Modernist poets often embraced free verse, but Eliot had a more guarded view, believing that all good poetry had the ‘ghost’ of a metre behind the lines. Even in his most famous poems we can often detect the rhythms of iambic pentameter – that quintessentially English verse line – and in other respects, such as his respect for the literary tradition, Eliot is a more ‘conservative’ poet than a radical.
Nevertheless, his poetry changed the landscape of Anglophone poetry for good. Born in St Louis, Missouri in 1888, Eliot studied at Harvard and Oxford before abandoning his postgraduate studies at Oxford because he preferred the exciting literary society of London. He met a fellow American expatriate, Ezra Pound, who had already published several volumes of poetry, and Pound helped to get Eliot’s work into print. Although his first collection, Prufrock and Other Observations (1917), sold modestly (its print run of 500 copies would take five years to sell out), the publication of The Waste Land in 1922, with its picture of a post-war Europe in spiritual crisis, established him as one of the most important literary figures of his day.
He never returned to America (except to visit as a lecturer), but became an official British citizen in 1927, the same year he was confirmed into the Church of England. His last major achievement as a poet was Four Quartets (1935-42), which reflect his turn to Anglicanism. In his later years he attempted to reform English verse drama with plays like Murder in the Cathedral (1935) and The Cocktail Party (1949). He died in London in 1965.
Continue to explore great poetry about particular times of the day with these classic evening poems and these wonderful morning poems. For more modernist urban-themed poetry, read our discussion of Ezra Pound’s Imagist masterpiece, ‘In a Station of the Metro’.
The author of this article, Dr Oliver Tearle, is a literary critic and lecturer in English at Loughborough University.
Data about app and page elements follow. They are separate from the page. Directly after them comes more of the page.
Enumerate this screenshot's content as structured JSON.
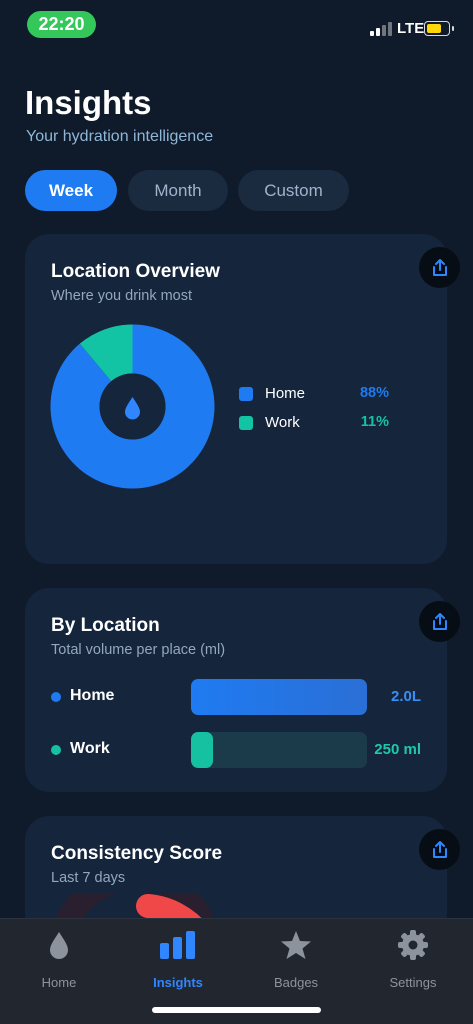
{
  "status_bar": {
    "time": "22:20",
    "network": "LTE",
    "battery_level": 0.7,
    "battery_color": "#ffd60a"
  },
  "header": {
    "title": "Insights",
    "subtitle": "Your hydration intelligence"
  },
  "period_tabs": [
    {
      "label": "Week",
      "active": true
    },
    {
      "label": "Month",
      "active": false
    },
    {
      "label": "Custom",
      "active": false
    }
  ],
  "location_overview": {
    "title": "Location Overview",
    "subtitle": "Where you drink most",
    "center_icon": "water-drop-icon",
    "share_icon": "share-icon",
    "legend": [
      {
        "label": "Home",
        "value": "88%",
        "color": "#1f7bf2"
      },
      {
        "label": "Work",
        "value": "11%",
        "color": "#12c3a4"
      }
    ]
  },
  "by_location": {
    "title": "By Location",
    "subtitle": "Total volume per place (ml)",
    "share_icon": "share-icon",
    "rows": [
      {
        "label": "Home",
        "value": "2.0L",
        "fraction": 1.0,
        "color": "#1f7bf2",
        "value_color": "#3a8df5"
      },
      {
        "label": "Work",
        "value": "250 ml",
        "fraction": 0.125,
        "color": "#16c1a1",
        "value_color": "#1fc9a8"
      }
    ]
  },
  "consistency": {
    "title": "Consistency Score",
    "subtitle": "Last 7 days",
    "share_icon": "share-icon",
    "gauge_color": "#f04848"
  },
  "chart_data": {
    "type": "pie",
    "categories": [
      "Home",
      "Work"
    ],
    "values": [
      88,
      11
    ],
    "colors": [
      "#1f7bf2",
      "#12c3a4"
    ]
  },
  "tab_bar": {
    "items": [
      {
        "label": "Home",
        "icon": "water-drop-icon",
        "active": false
      },
      {
        "label": "Insights",
        "icon": "bar-chart-icon",
        "active": true
      },
      {
        "label": "Badges",
        "icon": "star-icon",
        "active": false
      },
      {
        "label": "Settings",
        "icon": "gear-icon",
        "active": false
      }
    ]
  }
}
He is the author of, among others, The Secret Library: A Book-Lovers’ Journey Through Curiosities of History and The Great War, The Waste Land and the Modernist Long Poem.
Image: T. S. Eliot (picture credit: Ellie Koczela), Wikimedia Commons.